Ellen plays Edna, a 40-something married woman who after a sudden accident becomes a widow and a paraplegic. While almost experiencing death, she wakes up with a strange (energy) power of healing, both herself and others. It’s a good idea of a role, with the potential of a good performance, at it demands a lot: going through the real dramatic part, making the healing look believable and not overdoing the dialogue. And I can say that Burstyn does a very fine job, at least in the first 2/3rds of it.

Her most solid moments come in portraying the suffering Edna; she had lost her husband and she’s now in a wheelchair. The hospital scenes are good and there’s a great one at the cemetery with her saying goodbye to him. Ellen can see the truth in this simple woman, so the daily-life scenes are among the best.

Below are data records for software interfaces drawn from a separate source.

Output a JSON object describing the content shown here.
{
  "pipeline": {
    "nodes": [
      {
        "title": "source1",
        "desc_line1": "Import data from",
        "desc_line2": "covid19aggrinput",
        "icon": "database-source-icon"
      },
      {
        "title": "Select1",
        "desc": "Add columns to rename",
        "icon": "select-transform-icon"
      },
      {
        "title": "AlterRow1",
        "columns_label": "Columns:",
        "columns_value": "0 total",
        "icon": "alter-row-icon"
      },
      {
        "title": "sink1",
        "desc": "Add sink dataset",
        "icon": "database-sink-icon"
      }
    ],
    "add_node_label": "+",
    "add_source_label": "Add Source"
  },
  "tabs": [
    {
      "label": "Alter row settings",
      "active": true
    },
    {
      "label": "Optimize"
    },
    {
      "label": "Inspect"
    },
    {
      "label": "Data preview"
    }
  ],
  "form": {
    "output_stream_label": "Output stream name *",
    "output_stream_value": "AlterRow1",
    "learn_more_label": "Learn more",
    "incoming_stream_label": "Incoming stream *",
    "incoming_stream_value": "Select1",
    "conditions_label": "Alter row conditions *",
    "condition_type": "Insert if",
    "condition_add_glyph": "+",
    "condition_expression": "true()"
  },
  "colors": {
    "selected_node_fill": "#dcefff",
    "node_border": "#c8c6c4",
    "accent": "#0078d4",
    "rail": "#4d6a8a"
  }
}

The healing part doesn’t require big, flashy reactions from Ellen. She just closes her eyes and uses, through her hands, a power which is invisible to us. However, she does make it believable and it’s also because of her generally calming presence. She is very reassuring and although she represents the paranormal element of the film, she’s at the same time the person/actress who keeps it grounded. It’s all because we trust Burstyn and the character she’s creating.

That’s a plus for the understanding of the film, because it becomes pretty obvious early on that she’s the one carrying the whole picture on her back. By creating a relatable character, she sells Resurrection to us, the first part of it, that is. Her flashiest scene is the big healing one, a difficult case where we practically see Burstyn taking upon herself the sickness of the patient. It’s a well-planned acting moment, which doesn’t seem fake at all.

However, my favourite acting scene of hers is while saying goodbye to her grandmother towards the ending of the movie. A great scene partner helps and Burstyn is able to take us back to Edna’s daily-life emotions from the first part; her teary eyes seem so genuine and her honest acting creates a loving, natural, relatable scene: saying goodbye to someone you love and acknowledging you’ll probably never see them again.

And then there’s the downfall: the final 10 minutes make for an almost ridiculous ending. The old Edna looks like a witch. Beyond the unconvincing makeup, Burstyn fails in making us believe that decades have passed. It’s an incredibly bad and uninspired take which kills any side of believability. Just because you put on a wig (but no wrinkles) doesn’t mean 20-30 years have passed; it really was an unfortunate soap-opera move.

Burstyn does a fine job in creating a simple woman, dealing with too many new elements in her life. There IS a character arc and her presence throughout the film makes the whole power thing seem believable. It’s a relatable character and she’s nicely selling the film, except for the last part, where she really drops the ball. I give her , being more of a 2.5. I could totally understand why someone would see this more like a 2, but because she puts soul into it and I enjoyed the first part, I thought about being a bit generous.

***EDIT: As stated at the 100th profile celebration (HERE), Ellen's performance has been downgraded to  . :( Mostly for that terrible acting at the ending. 


joe burns said...

So will this be 4 or 5 on your ranking?

Alex in Movieland said...

it's just the 2nd analyzed performance :) i dunno. but one of these seats seems probable

Andrew: Encore Entertainment said...

I like how you talk about the audience being able to trust her. Right on. And that aging picture...laughable.

Tom said...

Nice review. I've always wanted to see this film.